ACTION ITEM
The following entries are to be repeated exactly, and the pictures are to be left behind.

--- DATASET ---

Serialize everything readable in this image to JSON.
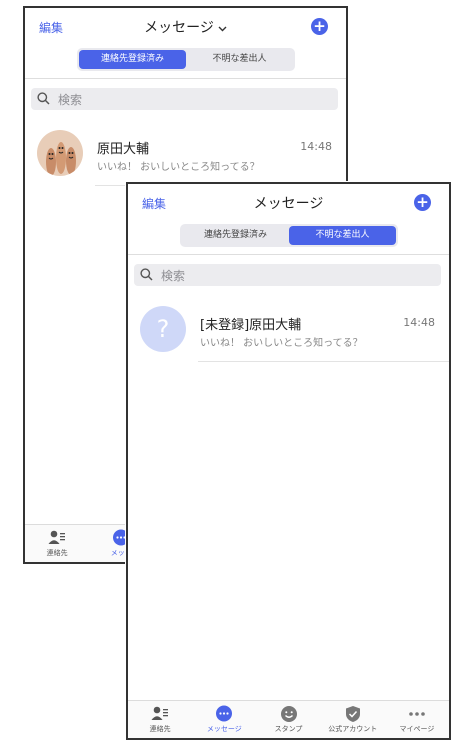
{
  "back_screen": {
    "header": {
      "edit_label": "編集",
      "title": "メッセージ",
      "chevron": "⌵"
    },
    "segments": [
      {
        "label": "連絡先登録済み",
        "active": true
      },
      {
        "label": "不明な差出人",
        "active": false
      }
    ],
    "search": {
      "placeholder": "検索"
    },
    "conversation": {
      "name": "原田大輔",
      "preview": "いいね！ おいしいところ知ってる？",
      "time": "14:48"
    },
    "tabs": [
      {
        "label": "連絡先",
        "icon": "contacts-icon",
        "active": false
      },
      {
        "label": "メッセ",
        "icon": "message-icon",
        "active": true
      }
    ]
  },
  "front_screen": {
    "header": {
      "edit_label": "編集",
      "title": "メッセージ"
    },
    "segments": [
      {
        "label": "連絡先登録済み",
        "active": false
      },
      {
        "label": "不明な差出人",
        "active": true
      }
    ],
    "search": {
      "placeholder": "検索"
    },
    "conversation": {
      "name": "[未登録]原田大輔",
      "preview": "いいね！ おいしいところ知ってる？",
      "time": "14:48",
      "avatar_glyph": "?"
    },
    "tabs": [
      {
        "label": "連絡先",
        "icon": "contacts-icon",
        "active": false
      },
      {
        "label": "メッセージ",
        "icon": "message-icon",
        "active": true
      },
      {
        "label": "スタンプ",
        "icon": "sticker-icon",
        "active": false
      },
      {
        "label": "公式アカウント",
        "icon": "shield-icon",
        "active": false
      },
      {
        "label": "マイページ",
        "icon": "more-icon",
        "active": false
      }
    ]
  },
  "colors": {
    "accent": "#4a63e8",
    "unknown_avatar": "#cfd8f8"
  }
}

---

SOLUTION
Serialize everything readable in this image to JSON.
{
  "back_screen": {
    "header": {
      "edit_label": "編集",
      "title": "メッセージ",
      "chevron": "⌵"
    },
    "segments": [
      {
        "label": "連絡先登録済み",
        "active": true
      },
      {
        "label": "不明な差出人",
        "active": false
      }
    ],
    "search": {
      "placeholder": "検索"
    },
    "conversation": {
      "name": "原田大輔",
      "preview": "いいね！ おいしいところ知ってる？",
      "time": "14:48"
    },
    "tabs": [
      {
        "label": "連絡先",
        "icon": "contacts-icon",
        "active": false
      },
      {
        "label": "メッセ",
        "icon": "message-icon",
        "active": true
      }
    ]
  },
  "front_screen": {
    "header": {
      "edit_label": "編集",
      "title": "メッセージ"
    },
    "segments": [
      {
        "label": "連絡先登録済み",
        "active": false
      },
      {
        "label": "不明な差出人",
        "active": true
      }
    ],
    "search": {
      "placeholder": "検索"
    },
    "conversation": {
      "name": "[未登録]原田大輔",
      "preview": "いいね！ おいしいところ知ってる？",
      "time": "14:48",
      "avatar_glyph": "?"
    },
    "tabs": [
      {
        "label": "連絡先",
        "icon": "contacts-icon",
        "active": false
      },
      {
        "label": "メッセージ",
        "icon": "message-icon",
        "active": true
      },
      {
        "label": "スタンプ",
        "icon": "sticker-icon",
        "active": false
      },
      {
        "label": "公式アカウント",
        "icon": "shield-icon",
        "active": false
      },
      {
        "label": "マイページ",
        "icon": "more-icon",
        "active": false
      }
    ]
  },
  "colors": {
    "accent": "#4a63e8",
    "unknown_avatar": "#cfd8f8"
  }
}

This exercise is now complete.